→ WHAT YOU NEED TO DO: The lines to find are those in the entries that hold the word "kode"; copy every one of them.

=== Begin Enclosure ===

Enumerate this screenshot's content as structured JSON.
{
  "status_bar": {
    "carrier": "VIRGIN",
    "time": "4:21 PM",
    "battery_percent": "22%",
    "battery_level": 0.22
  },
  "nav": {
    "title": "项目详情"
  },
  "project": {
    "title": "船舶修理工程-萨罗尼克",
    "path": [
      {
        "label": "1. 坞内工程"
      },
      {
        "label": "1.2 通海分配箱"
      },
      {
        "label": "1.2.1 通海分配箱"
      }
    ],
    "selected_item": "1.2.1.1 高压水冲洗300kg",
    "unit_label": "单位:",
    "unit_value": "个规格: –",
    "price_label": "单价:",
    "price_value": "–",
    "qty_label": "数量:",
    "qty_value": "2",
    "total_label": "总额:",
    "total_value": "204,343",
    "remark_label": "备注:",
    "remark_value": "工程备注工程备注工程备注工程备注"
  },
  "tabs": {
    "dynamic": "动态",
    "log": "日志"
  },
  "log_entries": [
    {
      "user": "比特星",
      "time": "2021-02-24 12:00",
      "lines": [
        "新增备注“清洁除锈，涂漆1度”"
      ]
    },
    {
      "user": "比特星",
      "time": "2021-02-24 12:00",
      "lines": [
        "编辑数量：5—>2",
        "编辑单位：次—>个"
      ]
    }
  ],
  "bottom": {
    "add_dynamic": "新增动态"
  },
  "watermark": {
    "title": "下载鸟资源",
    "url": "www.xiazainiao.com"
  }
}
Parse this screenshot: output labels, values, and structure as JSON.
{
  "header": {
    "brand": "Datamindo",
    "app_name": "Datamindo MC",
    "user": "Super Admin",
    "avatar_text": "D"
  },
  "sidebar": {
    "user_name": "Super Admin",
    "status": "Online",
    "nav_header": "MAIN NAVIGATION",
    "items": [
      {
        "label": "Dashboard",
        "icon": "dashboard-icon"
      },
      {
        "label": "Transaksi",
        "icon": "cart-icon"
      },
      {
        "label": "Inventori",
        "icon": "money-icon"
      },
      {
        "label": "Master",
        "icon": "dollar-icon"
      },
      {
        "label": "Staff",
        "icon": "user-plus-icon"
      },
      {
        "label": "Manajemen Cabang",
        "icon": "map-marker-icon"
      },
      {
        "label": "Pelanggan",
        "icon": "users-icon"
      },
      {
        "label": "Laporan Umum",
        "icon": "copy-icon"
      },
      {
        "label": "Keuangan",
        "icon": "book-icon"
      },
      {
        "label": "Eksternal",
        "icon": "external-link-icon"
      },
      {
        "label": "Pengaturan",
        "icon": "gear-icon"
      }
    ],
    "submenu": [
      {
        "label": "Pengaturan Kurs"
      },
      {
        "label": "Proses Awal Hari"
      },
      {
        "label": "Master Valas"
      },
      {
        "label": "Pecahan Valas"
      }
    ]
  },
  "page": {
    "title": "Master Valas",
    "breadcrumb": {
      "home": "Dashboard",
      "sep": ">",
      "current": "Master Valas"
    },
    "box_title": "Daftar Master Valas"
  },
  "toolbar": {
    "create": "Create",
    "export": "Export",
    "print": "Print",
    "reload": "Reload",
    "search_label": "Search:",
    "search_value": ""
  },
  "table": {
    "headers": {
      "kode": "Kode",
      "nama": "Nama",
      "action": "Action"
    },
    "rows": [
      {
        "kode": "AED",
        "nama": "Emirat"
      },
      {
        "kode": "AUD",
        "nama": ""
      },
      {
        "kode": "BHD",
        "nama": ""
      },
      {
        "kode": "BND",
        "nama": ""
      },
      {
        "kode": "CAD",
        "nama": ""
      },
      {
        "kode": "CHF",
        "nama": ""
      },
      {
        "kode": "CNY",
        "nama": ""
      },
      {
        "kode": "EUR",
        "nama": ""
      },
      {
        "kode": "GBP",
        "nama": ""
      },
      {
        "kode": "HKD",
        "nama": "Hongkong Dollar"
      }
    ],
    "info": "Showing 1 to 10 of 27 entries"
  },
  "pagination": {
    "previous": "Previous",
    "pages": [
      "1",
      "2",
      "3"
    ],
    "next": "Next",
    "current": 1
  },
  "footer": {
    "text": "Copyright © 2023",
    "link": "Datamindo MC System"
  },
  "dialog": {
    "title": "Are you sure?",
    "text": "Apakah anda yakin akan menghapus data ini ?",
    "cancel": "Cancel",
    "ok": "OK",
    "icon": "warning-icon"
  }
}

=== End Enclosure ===

→ RESPONSE:
      "kode": "Kode",
        "kode": "AED",
        "kode": "AUD",
        "kode": "BHD",
        "kode": "BND",
        "kode": "CAD",
        "kode": "CHF",
        "kode": "CNY",
        "kode": "EUR",
        "kode": "GBP",
        "kode": "HKD",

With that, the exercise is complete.